◆ **Problem requirements**:
Scan the entries below for the string "screenshot" and copy every line where it turns up.
┌─ Material to process
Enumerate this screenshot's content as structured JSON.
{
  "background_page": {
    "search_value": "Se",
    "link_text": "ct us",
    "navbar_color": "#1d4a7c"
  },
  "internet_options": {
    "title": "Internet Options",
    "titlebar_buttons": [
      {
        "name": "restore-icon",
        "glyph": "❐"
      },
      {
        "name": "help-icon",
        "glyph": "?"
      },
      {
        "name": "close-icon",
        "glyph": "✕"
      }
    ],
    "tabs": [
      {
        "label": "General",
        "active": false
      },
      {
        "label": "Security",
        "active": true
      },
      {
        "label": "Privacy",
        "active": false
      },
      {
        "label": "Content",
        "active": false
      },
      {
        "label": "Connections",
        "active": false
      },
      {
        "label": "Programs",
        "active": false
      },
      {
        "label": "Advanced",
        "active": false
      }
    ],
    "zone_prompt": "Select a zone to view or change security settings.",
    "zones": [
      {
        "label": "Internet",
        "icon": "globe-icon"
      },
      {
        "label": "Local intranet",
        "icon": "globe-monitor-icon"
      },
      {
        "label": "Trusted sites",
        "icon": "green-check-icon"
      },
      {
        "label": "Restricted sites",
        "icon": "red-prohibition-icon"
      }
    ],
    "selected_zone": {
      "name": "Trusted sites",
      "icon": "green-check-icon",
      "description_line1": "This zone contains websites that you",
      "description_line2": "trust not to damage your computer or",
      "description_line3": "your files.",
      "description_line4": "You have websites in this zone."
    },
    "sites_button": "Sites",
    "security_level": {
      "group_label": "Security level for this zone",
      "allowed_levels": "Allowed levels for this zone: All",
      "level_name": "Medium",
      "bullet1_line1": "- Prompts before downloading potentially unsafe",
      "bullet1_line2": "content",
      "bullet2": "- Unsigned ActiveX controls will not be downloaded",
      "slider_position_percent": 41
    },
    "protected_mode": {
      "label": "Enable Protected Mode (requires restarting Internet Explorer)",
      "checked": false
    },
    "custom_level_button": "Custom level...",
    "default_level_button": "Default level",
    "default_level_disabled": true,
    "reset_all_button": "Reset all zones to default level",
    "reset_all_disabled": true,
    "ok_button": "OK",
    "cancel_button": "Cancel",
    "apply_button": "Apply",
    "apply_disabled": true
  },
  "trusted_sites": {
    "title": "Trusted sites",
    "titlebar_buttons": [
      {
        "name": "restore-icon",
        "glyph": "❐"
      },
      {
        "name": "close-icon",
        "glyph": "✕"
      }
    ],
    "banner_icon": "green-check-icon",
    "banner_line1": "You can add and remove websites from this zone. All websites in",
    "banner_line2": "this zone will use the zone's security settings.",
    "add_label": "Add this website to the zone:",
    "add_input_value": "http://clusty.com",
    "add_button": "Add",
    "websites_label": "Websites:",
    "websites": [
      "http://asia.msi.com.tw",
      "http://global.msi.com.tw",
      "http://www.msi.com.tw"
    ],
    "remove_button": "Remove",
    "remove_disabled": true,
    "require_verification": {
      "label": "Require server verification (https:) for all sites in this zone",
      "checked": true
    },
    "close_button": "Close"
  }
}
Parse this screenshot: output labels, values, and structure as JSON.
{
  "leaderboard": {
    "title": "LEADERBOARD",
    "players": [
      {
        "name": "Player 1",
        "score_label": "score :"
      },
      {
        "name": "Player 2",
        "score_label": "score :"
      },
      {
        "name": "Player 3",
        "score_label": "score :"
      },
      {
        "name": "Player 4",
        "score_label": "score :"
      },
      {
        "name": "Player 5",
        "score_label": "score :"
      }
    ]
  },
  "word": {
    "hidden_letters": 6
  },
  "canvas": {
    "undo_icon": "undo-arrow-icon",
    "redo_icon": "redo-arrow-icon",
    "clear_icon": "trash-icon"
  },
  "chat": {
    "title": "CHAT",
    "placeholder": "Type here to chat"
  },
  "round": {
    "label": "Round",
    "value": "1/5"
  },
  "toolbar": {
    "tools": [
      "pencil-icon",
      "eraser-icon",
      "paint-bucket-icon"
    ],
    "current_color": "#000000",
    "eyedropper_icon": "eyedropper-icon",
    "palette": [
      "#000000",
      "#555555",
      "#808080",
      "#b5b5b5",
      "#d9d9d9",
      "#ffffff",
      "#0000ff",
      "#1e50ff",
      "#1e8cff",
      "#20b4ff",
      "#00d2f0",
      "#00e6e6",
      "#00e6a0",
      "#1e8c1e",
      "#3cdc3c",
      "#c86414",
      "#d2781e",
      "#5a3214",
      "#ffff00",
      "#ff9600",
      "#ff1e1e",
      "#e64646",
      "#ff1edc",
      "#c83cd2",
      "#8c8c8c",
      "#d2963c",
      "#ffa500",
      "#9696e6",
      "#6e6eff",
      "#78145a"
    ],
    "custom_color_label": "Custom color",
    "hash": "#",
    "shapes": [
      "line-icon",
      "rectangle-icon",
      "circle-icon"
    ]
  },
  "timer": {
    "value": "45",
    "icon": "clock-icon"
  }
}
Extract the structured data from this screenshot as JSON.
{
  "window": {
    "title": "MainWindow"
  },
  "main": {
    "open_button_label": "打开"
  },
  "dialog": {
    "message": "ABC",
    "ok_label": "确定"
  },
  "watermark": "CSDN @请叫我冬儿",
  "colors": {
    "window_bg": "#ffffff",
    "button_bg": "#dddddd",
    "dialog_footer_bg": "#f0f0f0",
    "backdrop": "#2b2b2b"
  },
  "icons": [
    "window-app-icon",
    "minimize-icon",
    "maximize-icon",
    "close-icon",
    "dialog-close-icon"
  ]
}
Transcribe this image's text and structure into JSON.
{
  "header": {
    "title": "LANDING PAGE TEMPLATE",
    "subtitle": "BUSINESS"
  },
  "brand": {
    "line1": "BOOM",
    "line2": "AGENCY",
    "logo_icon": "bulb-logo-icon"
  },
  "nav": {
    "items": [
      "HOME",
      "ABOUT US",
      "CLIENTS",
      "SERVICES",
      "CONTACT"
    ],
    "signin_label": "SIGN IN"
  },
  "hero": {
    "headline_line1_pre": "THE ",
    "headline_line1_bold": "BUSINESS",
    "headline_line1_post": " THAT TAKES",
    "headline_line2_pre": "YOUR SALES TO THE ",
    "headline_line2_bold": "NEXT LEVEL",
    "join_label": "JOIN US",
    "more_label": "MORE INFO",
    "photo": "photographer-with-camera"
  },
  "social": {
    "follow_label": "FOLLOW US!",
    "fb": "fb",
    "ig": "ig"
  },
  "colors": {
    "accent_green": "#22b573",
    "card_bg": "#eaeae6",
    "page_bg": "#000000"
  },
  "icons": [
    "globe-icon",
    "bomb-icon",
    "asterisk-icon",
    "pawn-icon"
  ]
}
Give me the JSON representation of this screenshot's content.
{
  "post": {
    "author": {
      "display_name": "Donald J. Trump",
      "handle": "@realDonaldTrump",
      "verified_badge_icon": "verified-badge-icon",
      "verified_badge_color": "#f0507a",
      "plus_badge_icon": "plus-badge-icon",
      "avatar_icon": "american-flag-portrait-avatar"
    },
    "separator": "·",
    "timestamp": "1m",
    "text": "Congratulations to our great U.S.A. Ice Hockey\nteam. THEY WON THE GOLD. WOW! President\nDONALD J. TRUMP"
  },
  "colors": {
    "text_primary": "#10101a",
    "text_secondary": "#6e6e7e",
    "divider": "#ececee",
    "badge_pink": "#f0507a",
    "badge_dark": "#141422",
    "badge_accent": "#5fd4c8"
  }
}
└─
◆ **Finished task**:
Enumerate this screenshot's content as structured JSON.
Parse this screenshot: output labels, values, and structure as JSON.
Extract the structured data from this screenshot as JSON.
Give me the JSON representation of this screenshot's content.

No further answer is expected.